An extraordinary story is developing in Henderson County where a superior court judge heard arguments Monday on whether District Attorney Greg Newman should be removed from office, primarily over his handling of sexual assault cases. Newman is the elected district attorney for Henderson, Polk and Transylvania counties.
A number of victims have come forward in recent months to complain that Newman failed to adequately prosecute their cases. In February several filed a petition with the superior court seeking his removal from office. The complaints have included a 2015 child rape case in which a defendant was allowed to plead guilty to a misdemeanor assault on a female charge, which does not require the defendant to be on the sex offender registry, and during which Newman lied to the court about having informed the victim of the plea bargain; a rape case in which a defendant was allowed to plead guilty to a misdemeanor charge of assault on a female; a case of a Brevard College student who said Newman refused to bring charges against two men the college expelled for assaulting her; and
Newman was suspended by the N.C. State Bar for three years in November 2020 for lying to the court in the 2015 child rape case.

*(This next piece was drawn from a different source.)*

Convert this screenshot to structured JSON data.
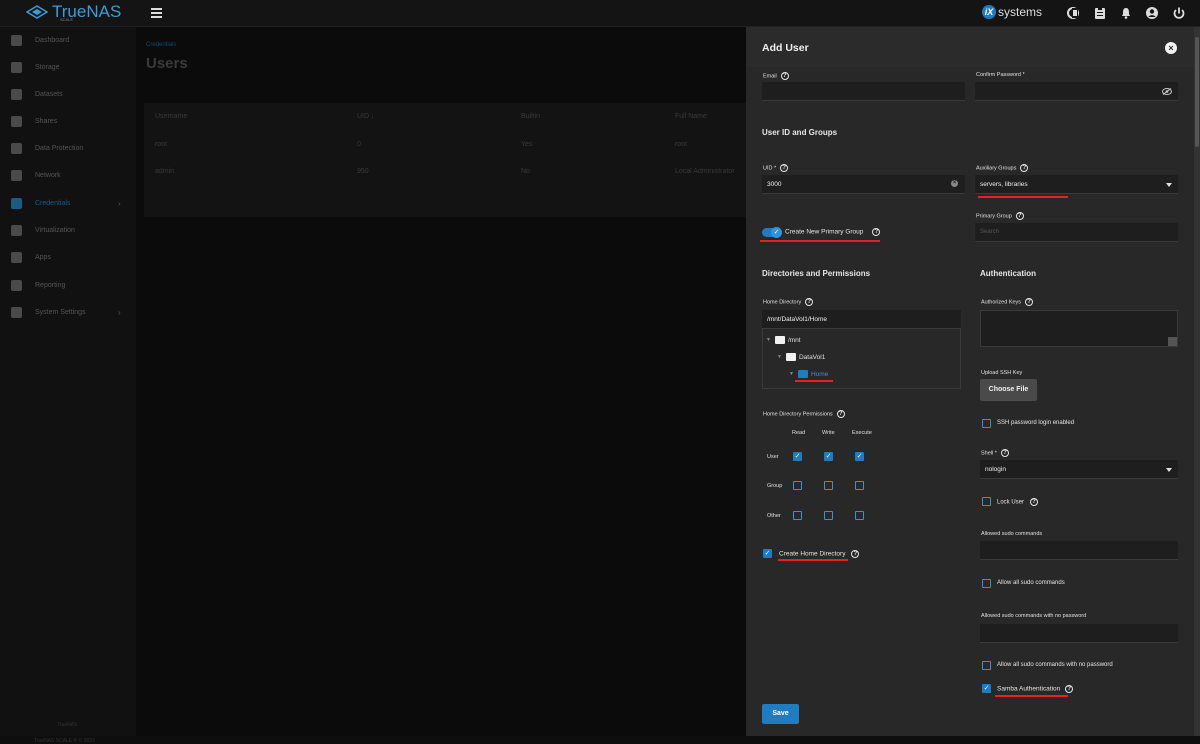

His suspension was stayed for three years as long as he complies with a number of conditions, largely consistent with those lawyers are expected to comply with anyway. Newman was previously reprimanded by the state bar in May 2019 after he agreed to a motion for appropriate relief as the district attorney on a case where he had originally represented the defendant in 2007 when he was in private practice.
Newman is also facing a second removal complaint filed by a disbarred Brevard attorney who claims he harassed her for years following a public statement she made accusing the prosecutor’s office of failing to act on elder abuse cases.
North Carolina General Statute § 7A-66 creates a process for removal of a district attorney under specific circumstances. Successful use of the statute is extremely rare, as are hearings on removal. Complaints under the statute are somewhat common, but typically get dismissed for lack of probable cause. In this case, Senior Resident Superior Court Judge Robert Ervin found probable cause to allow the proceeding to move forward on April 1 and he appointed prominent Charlotte lawyer James Cooney III as independent counsel to present the case against Newman.
Removal under 7A-66 has happened three times before. In 1995 New Hanover County District Attorney Jerry Spivey was removed after he was overheard at a bar using racial epithets. His removal was upheld by the North Carolina Supreme Court In re Spivey, 480 SE 2d 693, 345 NC 404 (1997). In 2007 Durham County District Attorney Michael Nifong was removed after being disbarred over his mishandling of the Duke lacrosse case. He announced his intention to resign, but removal was used to terminate his term in office prior to the effective date of his resignation. In 2012 Durham County District Attorney Tracey Cline was removed after filing motions in superior court with a number of unsupported allegations against the sitting senior resident superior court judge. (Full disclosure: I was a junior prosecutor in the Durham DA’s office during that time.) Cline’s removal was upheld by the N.C. Court of Appeals In re Cline, 749 SE 2d 91, 230 NC App 11, (2013), rev. denied 753 SE 2d 781 (2014).
Also, kudos to Asheville Citizen-Times reporter Karen Chavez who has done a phenomenal job reporting on this complex story over the last six months or so.